TASK:
Search the records for the string "icon", then copy each line that has it.
START DATA EXTRACT
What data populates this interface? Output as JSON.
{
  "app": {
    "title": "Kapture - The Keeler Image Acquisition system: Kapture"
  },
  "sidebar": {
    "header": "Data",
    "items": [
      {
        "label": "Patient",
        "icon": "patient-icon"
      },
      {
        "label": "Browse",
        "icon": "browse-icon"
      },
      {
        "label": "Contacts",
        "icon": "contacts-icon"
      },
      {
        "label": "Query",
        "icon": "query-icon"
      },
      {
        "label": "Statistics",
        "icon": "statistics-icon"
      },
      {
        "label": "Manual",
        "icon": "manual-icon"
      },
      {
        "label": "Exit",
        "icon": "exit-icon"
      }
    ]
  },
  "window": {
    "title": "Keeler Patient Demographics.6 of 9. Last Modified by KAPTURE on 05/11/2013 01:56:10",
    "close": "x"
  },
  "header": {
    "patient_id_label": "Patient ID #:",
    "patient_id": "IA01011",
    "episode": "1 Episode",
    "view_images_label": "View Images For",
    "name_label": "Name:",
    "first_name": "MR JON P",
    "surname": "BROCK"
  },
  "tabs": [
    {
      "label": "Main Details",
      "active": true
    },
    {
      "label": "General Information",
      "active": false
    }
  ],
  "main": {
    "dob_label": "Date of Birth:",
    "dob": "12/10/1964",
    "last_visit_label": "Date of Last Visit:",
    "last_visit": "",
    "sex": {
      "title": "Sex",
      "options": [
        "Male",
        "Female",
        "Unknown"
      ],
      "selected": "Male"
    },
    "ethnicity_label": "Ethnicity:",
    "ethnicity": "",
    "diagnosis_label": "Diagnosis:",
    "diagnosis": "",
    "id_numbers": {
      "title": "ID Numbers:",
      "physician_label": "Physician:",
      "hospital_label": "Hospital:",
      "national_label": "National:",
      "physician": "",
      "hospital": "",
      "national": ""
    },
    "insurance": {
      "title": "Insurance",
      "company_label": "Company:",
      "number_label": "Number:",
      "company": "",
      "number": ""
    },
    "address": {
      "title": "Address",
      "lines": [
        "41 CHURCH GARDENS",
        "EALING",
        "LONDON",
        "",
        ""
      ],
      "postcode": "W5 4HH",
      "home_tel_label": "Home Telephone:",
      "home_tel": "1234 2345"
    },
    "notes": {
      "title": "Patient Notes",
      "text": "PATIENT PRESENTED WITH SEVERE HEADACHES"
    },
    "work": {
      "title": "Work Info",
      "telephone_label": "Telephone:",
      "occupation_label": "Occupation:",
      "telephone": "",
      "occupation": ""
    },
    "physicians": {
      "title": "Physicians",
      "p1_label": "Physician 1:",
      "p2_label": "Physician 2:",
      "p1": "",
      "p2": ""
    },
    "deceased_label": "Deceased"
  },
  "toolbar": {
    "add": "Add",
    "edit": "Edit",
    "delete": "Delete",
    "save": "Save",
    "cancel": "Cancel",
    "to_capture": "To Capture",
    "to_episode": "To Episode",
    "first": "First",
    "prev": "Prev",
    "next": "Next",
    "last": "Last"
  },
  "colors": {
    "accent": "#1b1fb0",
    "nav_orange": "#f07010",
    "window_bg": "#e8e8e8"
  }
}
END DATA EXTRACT
YOUR RESPONSE:
        "icon": "patient-icon"
        "icon": "browse-icon"
        "icon": "contacts-icon"
        "icon": "query-icon"
        "icon": "statistics-icon"
        "icon": "manual-icon"
        "icon": "exit-icon"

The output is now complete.